## Goal of the exercise
Locate the string "value" throughout the material and copy every line in which it occurs.

● ● ● ●

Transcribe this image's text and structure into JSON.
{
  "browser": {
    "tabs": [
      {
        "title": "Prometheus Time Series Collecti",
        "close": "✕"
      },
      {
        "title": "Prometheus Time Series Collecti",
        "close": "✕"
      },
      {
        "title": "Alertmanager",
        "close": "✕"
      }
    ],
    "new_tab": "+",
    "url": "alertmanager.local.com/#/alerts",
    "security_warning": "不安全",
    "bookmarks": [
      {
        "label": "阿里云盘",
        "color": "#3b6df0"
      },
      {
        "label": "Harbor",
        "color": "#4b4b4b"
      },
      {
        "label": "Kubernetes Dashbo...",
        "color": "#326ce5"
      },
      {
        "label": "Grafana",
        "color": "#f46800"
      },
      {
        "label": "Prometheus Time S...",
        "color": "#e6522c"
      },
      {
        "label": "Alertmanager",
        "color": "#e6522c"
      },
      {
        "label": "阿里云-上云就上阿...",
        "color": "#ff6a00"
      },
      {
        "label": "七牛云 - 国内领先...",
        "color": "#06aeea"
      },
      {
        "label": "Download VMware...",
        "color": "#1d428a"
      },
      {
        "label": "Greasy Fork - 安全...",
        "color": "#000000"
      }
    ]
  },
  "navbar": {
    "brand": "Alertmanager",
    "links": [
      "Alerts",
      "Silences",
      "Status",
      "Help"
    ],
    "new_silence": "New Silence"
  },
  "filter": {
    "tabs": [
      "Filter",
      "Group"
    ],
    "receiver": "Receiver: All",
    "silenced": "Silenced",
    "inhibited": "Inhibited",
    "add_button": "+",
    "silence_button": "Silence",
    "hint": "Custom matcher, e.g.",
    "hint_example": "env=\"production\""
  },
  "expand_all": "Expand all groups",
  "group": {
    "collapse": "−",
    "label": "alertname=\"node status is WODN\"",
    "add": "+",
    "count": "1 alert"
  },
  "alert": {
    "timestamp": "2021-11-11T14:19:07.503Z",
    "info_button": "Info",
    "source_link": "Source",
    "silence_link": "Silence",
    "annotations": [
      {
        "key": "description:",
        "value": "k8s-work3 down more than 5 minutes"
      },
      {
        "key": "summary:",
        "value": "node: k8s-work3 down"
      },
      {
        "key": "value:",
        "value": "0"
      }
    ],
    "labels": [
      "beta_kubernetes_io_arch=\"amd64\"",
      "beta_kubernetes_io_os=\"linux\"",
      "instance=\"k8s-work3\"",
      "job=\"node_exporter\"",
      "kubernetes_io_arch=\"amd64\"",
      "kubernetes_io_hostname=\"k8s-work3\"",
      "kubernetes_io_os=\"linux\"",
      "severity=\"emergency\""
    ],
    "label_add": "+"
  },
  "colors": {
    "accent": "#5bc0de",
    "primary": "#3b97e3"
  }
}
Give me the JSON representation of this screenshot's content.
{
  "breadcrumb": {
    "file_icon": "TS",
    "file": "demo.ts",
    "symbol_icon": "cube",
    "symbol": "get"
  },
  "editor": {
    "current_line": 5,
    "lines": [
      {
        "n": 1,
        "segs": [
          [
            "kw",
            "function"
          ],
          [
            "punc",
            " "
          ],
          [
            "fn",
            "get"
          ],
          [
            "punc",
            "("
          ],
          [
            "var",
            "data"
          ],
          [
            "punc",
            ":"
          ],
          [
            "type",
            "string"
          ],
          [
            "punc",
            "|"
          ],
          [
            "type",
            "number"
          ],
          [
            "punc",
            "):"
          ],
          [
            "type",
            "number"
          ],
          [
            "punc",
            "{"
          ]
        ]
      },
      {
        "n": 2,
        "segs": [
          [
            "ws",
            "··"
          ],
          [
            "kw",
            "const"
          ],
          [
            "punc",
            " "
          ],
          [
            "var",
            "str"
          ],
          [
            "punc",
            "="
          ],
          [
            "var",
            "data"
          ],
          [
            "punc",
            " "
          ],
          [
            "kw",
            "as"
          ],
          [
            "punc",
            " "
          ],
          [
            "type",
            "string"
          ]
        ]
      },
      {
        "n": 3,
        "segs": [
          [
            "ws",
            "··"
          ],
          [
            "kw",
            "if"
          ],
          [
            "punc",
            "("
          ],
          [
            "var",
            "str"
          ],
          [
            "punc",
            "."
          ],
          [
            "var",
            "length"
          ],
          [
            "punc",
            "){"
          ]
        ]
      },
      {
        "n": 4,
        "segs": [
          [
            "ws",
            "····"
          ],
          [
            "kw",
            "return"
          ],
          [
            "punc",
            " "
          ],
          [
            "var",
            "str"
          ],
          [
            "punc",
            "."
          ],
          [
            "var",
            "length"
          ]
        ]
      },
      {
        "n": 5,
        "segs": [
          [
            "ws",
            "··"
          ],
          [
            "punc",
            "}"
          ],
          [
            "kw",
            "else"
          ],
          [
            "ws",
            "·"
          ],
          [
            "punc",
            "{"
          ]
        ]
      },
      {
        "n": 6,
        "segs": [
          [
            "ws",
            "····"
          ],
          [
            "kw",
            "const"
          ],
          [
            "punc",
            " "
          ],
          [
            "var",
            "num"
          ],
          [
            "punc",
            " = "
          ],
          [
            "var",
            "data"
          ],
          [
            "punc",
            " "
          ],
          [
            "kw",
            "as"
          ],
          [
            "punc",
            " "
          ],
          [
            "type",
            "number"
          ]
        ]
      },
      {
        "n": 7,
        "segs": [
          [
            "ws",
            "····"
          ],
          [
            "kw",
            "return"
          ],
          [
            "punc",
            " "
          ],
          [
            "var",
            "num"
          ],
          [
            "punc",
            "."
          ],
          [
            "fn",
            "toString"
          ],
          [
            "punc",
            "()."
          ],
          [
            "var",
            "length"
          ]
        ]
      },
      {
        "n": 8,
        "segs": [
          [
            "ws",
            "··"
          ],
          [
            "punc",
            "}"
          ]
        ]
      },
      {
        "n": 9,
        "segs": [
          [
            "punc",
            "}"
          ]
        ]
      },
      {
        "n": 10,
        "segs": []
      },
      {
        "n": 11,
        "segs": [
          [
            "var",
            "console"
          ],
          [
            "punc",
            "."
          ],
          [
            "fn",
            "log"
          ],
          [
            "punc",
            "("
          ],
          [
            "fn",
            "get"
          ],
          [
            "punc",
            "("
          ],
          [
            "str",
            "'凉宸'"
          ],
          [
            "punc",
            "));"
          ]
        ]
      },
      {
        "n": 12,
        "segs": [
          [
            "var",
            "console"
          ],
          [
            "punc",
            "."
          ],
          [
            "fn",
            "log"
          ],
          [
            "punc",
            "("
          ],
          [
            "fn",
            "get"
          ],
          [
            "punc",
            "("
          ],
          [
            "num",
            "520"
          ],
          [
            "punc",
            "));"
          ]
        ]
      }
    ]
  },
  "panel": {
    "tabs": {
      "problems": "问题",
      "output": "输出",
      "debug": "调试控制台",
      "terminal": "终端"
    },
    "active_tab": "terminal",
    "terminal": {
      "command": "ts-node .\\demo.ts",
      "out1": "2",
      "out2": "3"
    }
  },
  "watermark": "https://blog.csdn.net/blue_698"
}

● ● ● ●

## Exercise answer
        "value": "k8s-work3 down more than 5 minutes"
        "value": "node: k8s-work3 down"
        "key": "value:",
        "value": "0"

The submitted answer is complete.